#71

I had the exact same issue with mine. Is this a normal thing?


#72

Same here with a Strix z270g and 32 gigs of Corsair Vengeance 3200 RAM. I could never boot at all with XMP on, so I had to manually set speed, voltage and timings and then further tweak the secondary timings when it still failed to boot intermittently.


#73

Think I am gonna go with this ASRock board over the Asus , I need more SATA connections, as I will actually lose 2 with the M.2 drive. I won’t get a M.2 drive right away, as my MX300 SSD is still ok. I’ll wait for the M.2 1TB drives to drop in price. :)

http://www.hardwarecanucks.com/forum/hardware-canucks-reviews/74165-asrock-fatal1ty-z270-gaming-k6-motherboard-review.html

Here is my cart over at EGG. Figure I’ll order it all monday, then work on it next weekend.

Wish they would have found a way to keep all the SATA ports working when using M.2 slots. :|


#74

Pardon my ignorance, but why would you be using SATA ports for m.2 instead of pci?


#75

Don’t know if all motherboards do it, but some of the ones i’ve been looking at say that one, or more, of the M.2 slots share bandwidth with a sata port, so using it will be disable that port.

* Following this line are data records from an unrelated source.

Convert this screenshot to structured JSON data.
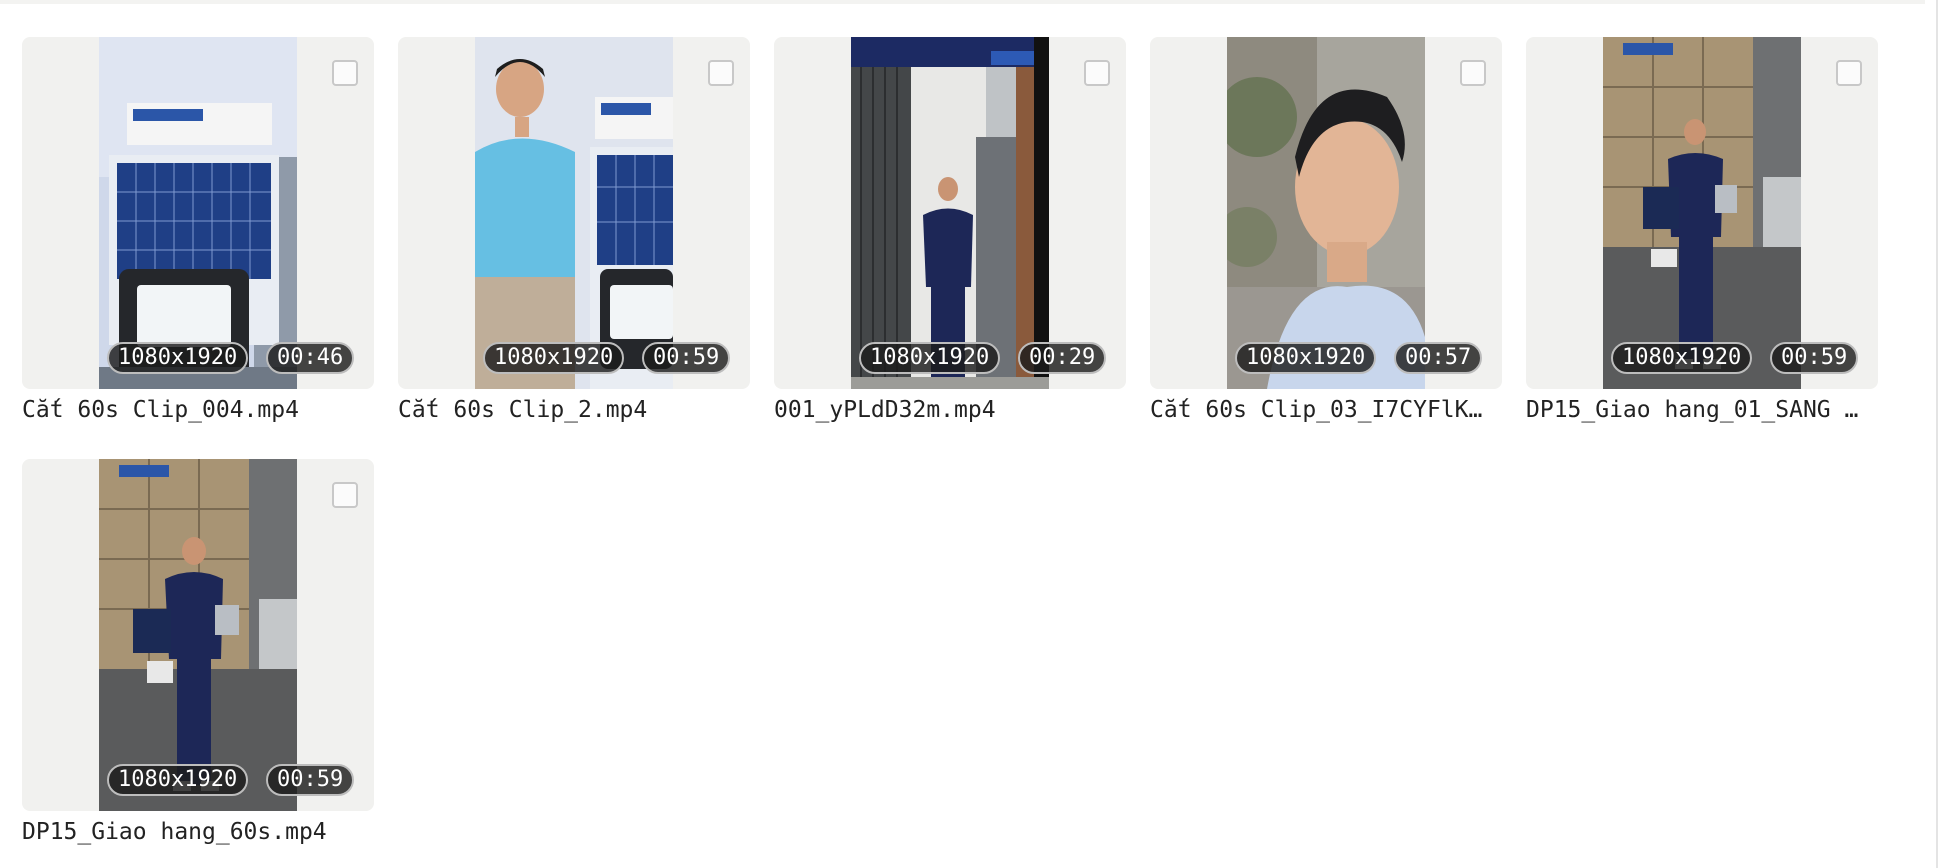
{
  "items": [
    {
      "name": "Cắt 60s Clip_004.mp4",
      "resolution": "1080x1920",
      "duration": "00:46",
      "thumbnail": "solar-panel-product"
    },
    {
      "name": "Cắt 60s Clip_2.mp4",
      "resolution": "1080x1920",
      "duration": "00:59",
      "thumbnail": "presenter-blue-shirt"
    },
    {
      "name": "001_yPLdD32m.mp4",
      "resolution": "1080x1920",
      "duration": "00:29",
      "thumbnail": "man-at-gate"
    },
    {
      "name": "Cắt 60s Clip_03_I7CYFlK…",
      "resolution": "1080x1920",
      "duration": "00:57",
      "thumbnail": "presenter-closeup"
    },
    {
      "name": "DP15_Giao hang_01_SANG …",
      "resolution": "1080x1920",
      "duration": "00:59",
      "thumbnail": "delivery-truck"
    },
    {
      "name": "DP15_Giao hang_60s.mp4",
      "resolution": "1080x1920",
      "duration": "00:59",
      "thumbnail": "delivery-truck"
    }
  ]
}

#76

Ah, ok. guess that makes sense.


#77

There are two kinds of M.2 drives: Some use as SATA transfer mechanism, and some use PCI-E. The MX300, for instance, is SATA, while the Samsung 960 is PCI-E.

Either one can result in having to disable SATA ports, though. On the Strix Z270E, if you use a PCI-E M.2 drive in the second of two slots you either have to run it in X2 mode, or disable SATA 5 and 6 ports to use it in full-bandwidth X4 mode.


#78

None of that really matters unless you’re editing 4k video or some other application that benefits from very high sequential transfer speeds.

When I upgraded my computer I couldn’t tell the difference going from SATA2 to 3, and that was a straight-up doubling from 375 MB/sec to 750 MB/sec. Desktop and even most gaming performance is sensitive to random access speed, not sequential.


#79

Made a few changes, a better mobo with 10 sata ports! And a cooler with a higher CFM fan. Changed the memory to 16-16-16-36 timing 3200 speed G.SKILL. and its cheaper than the corsair brand! Newegg should have it all here by Wednesday.

So quick question, will I have to do a clean install of Win 10? Or can I fudge it and just plug in my existing Win10 ssd, use a Win10 boot usb drive to repair the install and find all the new hardware then re-register with MS?

Last time I tried a lazy install , I ended up formatting my entire PC. But that was with Win7, I am sure its a smoother process now with Win 10 , right?

Watched a few CPU benchmark videos, seems the CPU /RAM / MOBO upgrade will be a 25-30% bump in overall speed , going from my i7-2600k (it won’t stay stable at 4+ghz anymore).


#80

You should be able to go without a complete reinstall, if you really want to. I wouldn’t recommend it though.